"There are the ethics," Lubin explained, "of planetary protection," in which serious thought is given to the possibility of contamination, either from our planet to others or vice versa. "I think if you started talking about directed propagation of life, which is sometimes called panspermia—this idea that life came from elsewhere and ended up on the earth by comets and other debris, or even intentionally from another civilization—the idea that we would purposefully send out life does bring up big questions."
So far, the authors contend, there is no risk of forward contamination, as the probes nearing any other planet would burn up in their atmosphere or be obliterated in the collision with the surface. Because the wafercraft are on a one-way trip, there's no risk that any extraterrestrial microbes will return to Earth.
While still somewhat on the fringe, the theory of panspermia seems to be getting some serious, if limited, attention, given how easy it is to propagate life when conditions are right and the discovery of several exoplanets and other celestial bodies that may have been, or could be, supportive of life as we know it.
"Some people have mused and published on ideas such as 'is the universe a lab experiment from some advanced civilization,'" Lubin said. "So people are certainly willing to think about advanced civilizations. Questions are good but answers are better. Right now we simply ponder these questions without the answers yet."
Another issue currently being contemplated in the wider space exploration community: What are the ethics of sending humans to Mars and other distant places knowing they may never come home?
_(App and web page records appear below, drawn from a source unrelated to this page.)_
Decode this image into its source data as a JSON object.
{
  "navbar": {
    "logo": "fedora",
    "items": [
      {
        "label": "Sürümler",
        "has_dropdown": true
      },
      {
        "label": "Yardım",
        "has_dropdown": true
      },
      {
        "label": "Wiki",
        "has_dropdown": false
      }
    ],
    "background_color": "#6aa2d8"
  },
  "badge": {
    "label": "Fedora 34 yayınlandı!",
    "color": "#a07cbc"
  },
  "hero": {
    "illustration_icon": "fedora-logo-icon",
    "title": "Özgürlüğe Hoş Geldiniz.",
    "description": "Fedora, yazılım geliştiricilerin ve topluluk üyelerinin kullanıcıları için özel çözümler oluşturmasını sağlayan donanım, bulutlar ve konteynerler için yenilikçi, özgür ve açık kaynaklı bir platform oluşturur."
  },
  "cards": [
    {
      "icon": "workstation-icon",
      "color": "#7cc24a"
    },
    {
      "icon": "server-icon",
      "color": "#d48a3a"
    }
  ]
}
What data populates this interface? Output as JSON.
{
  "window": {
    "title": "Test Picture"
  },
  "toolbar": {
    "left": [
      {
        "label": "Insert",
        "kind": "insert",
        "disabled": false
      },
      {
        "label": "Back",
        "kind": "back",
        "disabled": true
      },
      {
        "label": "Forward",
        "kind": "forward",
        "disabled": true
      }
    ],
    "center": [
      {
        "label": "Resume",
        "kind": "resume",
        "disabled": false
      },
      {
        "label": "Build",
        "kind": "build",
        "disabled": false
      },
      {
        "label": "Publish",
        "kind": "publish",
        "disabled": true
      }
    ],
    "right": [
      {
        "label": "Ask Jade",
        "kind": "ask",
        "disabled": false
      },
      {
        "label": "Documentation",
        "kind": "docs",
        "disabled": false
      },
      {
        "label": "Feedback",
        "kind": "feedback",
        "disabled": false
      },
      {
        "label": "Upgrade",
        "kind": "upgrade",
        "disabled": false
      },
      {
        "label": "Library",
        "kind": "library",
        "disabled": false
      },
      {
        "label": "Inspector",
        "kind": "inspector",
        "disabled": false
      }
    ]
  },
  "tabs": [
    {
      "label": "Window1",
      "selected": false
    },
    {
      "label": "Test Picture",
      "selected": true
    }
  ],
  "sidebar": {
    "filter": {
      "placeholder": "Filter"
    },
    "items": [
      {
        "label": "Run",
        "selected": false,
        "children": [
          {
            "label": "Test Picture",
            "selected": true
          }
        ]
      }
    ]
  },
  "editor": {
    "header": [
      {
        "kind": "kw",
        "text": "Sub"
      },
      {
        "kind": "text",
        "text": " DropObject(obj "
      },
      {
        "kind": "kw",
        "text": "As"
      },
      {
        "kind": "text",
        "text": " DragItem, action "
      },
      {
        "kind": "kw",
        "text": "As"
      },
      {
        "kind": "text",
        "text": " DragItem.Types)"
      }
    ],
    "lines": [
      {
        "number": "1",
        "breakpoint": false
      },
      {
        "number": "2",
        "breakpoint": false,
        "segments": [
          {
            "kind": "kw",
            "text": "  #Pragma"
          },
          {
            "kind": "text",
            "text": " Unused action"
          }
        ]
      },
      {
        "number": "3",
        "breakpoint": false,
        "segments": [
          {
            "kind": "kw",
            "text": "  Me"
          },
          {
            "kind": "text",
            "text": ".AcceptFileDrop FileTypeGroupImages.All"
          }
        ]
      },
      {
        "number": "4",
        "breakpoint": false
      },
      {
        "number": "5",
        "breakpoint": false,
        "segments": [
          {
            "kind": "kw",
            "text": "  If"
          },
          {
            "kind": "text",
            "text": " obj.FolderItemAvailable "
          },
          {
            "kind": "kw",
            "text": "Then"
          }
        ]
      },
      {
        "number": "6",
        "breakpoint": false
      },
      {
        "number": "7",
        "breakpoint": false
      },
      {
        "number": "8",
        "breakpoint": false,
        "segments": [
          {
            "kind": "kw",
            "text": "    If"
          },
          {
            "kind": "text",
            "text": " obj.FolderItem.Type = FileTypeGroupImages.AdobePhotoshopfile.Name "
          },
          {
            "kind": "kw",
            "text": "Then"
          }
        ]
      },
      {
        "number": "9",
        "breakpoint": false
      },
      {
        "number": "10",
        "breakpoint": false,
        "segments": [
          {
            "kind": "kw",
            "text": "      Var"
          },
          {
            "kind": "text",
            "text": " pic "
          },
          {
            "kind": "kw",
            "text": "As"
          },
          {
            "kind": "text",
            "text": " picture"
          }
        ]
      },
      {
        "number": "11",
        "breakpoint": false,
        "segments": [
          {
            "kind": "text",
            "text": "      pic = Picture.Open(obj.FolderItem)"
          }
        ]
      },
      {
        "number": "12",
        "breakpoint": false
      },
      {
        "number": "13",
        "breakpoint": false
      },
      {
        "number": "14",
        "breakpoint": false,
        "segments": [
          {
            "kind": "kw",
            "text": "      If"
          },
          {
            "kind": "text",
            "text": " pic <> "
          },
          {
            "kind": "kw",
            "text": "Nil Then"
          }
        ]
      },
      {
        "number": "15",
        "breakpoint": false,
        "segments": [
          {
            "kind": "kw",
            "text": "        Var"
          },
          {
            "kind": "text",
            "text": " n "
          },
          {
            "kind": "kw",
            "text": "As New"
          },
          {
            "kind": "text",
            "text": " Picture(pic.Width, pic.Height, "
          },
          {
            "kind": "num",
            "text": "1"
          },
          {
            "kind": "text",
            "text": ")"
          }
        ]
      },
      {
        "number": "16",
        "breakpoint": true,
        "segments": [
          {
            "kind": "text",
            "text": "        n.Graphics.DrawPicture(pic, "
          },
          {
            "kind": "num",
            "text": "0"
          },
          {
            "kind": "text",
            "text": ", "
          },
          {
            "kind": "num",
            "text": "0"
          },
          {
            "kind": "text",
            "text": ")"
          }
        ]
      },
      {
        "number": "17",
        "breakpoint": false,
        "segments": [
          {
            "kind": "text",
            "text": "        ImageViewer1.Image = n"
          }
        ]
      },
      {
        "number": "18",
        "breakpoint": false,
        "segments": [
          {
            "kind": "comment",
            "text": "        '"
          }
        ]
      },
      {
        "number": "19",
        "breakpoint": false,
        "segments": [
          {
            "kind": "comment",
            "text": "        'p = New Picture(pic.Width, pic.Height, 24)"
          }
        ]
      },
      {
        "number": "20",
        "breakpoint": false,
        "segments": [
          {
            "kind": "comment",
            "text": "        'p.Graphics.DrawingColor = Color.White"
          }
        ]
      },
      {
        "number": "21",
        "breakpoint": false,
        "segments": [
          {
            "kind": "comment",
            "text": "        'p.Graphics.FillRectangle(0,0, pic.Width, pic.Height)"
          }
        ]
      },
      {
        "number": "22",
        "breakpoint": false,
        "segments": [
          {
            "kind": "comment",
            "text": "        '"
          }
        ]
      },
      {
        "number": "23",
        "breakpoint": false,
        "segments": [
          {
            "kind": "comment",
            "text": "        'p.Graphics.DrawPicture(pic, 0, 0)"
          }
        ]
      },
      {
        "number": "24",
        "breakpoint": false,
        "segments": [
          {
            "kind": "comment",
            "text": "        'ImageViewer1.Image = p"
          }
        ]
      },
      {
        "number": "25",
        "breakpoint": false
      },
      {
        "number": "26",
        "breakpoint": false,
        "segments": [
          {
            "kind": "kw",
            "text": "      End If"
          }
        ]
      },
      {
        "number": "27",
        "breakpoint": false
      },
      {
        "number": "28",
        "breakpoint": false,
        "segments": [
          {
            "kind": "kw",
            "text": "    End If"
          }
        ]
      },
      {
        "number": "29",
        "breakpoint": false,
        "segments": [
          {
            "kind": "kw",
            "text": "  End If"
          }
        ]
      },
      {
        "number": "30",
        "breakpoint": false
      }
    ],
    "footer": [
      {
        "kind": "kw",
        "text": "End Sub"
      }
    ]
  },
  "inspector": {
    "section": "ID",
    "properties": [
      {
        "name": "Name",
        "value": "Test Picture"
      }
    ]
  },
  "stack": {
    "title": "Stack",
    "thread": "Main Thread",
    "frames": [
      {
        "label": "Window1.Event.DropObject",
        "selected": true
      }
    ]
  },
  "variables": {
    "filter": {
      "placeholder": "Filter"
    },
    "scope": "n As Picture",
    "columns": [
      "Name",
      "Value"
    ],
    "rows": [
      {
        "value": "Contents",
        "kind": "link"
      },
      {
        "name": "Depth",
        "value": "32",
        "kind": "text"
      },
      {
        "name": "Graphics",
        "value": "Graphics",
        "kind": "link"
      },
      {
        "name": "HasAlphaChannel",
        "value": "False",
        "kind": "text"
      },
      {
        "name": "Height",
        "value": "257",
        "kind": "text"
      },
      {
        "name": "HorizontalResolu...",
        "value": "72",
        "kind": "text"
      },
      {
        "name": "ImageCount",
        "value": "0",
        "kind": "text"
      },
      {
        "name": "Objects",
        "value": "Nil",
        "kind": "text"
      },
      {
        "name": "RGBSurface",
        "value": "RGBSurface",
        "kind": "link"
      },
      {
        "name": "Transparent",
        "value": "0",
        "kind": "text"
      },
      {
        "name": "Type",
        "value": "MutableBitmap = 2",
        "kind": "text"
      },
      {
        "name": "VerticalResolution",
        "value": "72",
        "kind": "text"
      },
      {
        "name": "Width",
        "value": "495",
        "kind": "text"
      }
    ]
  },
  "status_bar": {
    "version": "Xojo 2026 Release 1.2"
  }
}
What about sending out small micro-organisms or human DNA? These existential inquiries are as old as the first human migrations and seafaring voyages, the answers to which will likely come the moment we're ready to take these journeys.
"I think we shouldn't, and won't, suppress the exploratory yearning that is intrinsic to our nature," Rothman said.